A few years ago I was a happily married man — a beautiful wife, three sons, a home that was well on the way to being paid off, a job, and settled in the community. We had just had our 10-year anniversary — a night on the town for the family. A few bumps along the way, including some really tough surprises with our sons’ births, but everything was fine — so I thought.
I was not violent, abusive, alcoholic, stingy, nor with a drug or gambling addiction. I dearly loved my wife and children, resigning one job to prefer them and putting in time, etc. Love is blind, and hindsight may give much better vision, but I did the best I could and was open to change.
My wife had been involved in counselling a family whose marriage failed, with my support, and with a local counselling group, helping others. However, on returning home from visiting her dying father, she asked me to, “Move out while she sorted through some problems.”

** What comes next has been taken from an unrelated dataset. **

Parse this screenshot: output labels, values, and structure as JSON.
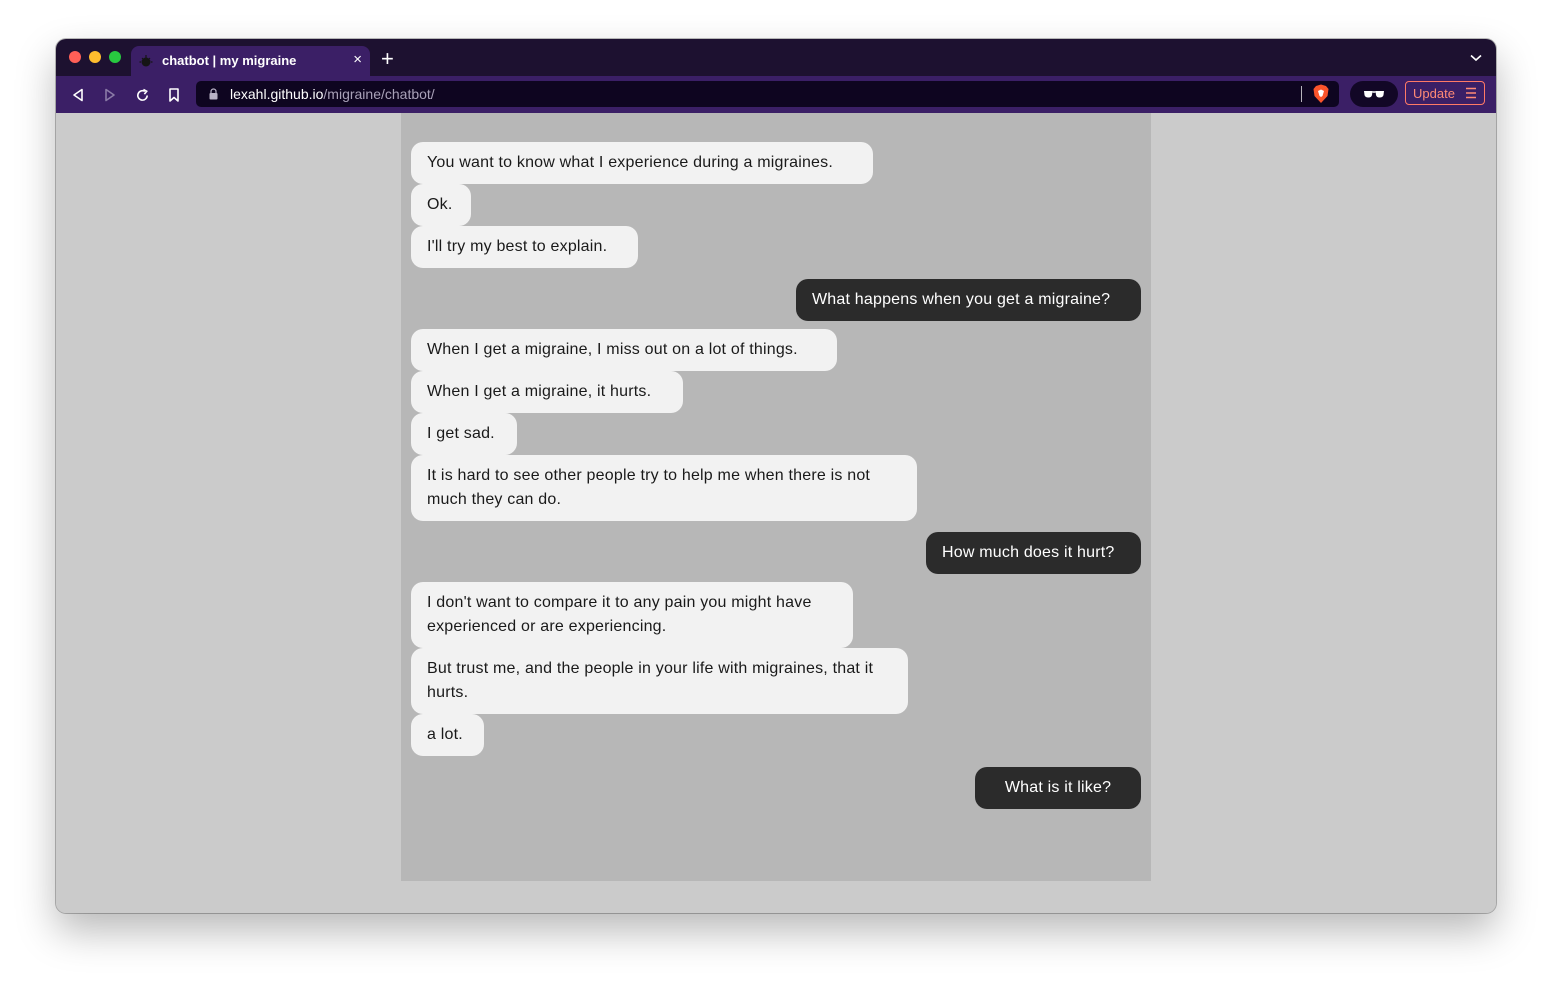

I asked what the problems were, but she would not discuss it. I asked her to get counsel, or leave me with the children, and she was welcome to be involved with them and stay in the house. All alternatives were ignored or refused. I moved out, rather than have my wife take my sons onto the street or elsewhere.
I soon found the locks changed, AVOs issued (though I have never been violent or abusive) to keep me away from the home. Strange men entertained my wife and children in my home, even when I came to ‘collect’ my sons or phoned them. Counsellors advised she would not listen. Letters to politicians, bishops and solicitors were answered with, “We are so sorry but…” or “Don’t bother appealing / fighting — you won’t win, you are male and have a job.” (even if I spent $15k minimum that I didn’t have to get custody of my own children.)
I had to work while my wife had the children, house and got government benefits. I had to pay child support to feed and house my sons on a legal formula that took more than I had left. I earned above the average salary, but calls logged with Child Support were never answered or returned.
With no affordable accommodation in the local area, the church gave me a guard’s cottage at the local camping ground. Emergency accommodation had a two to four-year waiting list. My bed was found from a clean-up, with blankets, pots and crockery donated by church friends.
Shock gave way to suicidal depression. I was haemorrhaging internally and lost 20 kilos. People cooked meals for me and sat beside me to talk. I would weep for hours, with no heating in sub-zero temperatures. I took sobbing breaks at work while others took smokos, or travelling on the train.
Gas from the stove did not kill me due to the draft from an unusable chimney. I would sit on cliffs on local mountains ready to jump, yelling at God, and then falling in a heap again. Electricity and chemicals in hot baths were prepared, but never used.
I could not walk up hills without falling in a heap at times. People helped me to the shower, which I held onto the side of. Driving home after dropping my sons off, I swerved around cliffs and trucks through tears. Counsellors told me I was ‘normal’ when I went for help. I did not want to live as it hurt so much, and death seemed the only option in that city.
Friends gave me a car for free, so I could shop and collect my sons. The gasket blew, but others gave me another. There was always a roof over my head of five houses over two years, food on the table, and friends around or on the phone. I chose to call when the waves overwhelmed me — many times.
I was taken on a holiday, and drawing a line in the sand, finally chose to live, knowing the Lord could take care of the difference, no matter how hard it was or would get. A new job meant I could just make ends meet, and a friend offered shared housing. Even in death came life, a new beginning.
I had already forgiven my ex-wife, and kept at it, but the pain and torment began to go. Property settlement meant I could buy some basics, and there was no debt to pay out. The legal structure allowed kidnap, ransom, theft, and fraud, with no appeal, but life went on — in a new city.
I now look forward to another city, where the needs of both parents and children are respected and protected, whether married or apart. It is not here yet, but it can happen. Without a vision, people live dangerously. Without love or hope, there was only death. The way it is now has to change — for everyone’s interest. This curse is killing people, and robbing the inheritance of generations. We can do it — together. Will you help be part of the answer, even if it hurts?
Photo by Bailey Hall on Unsplash.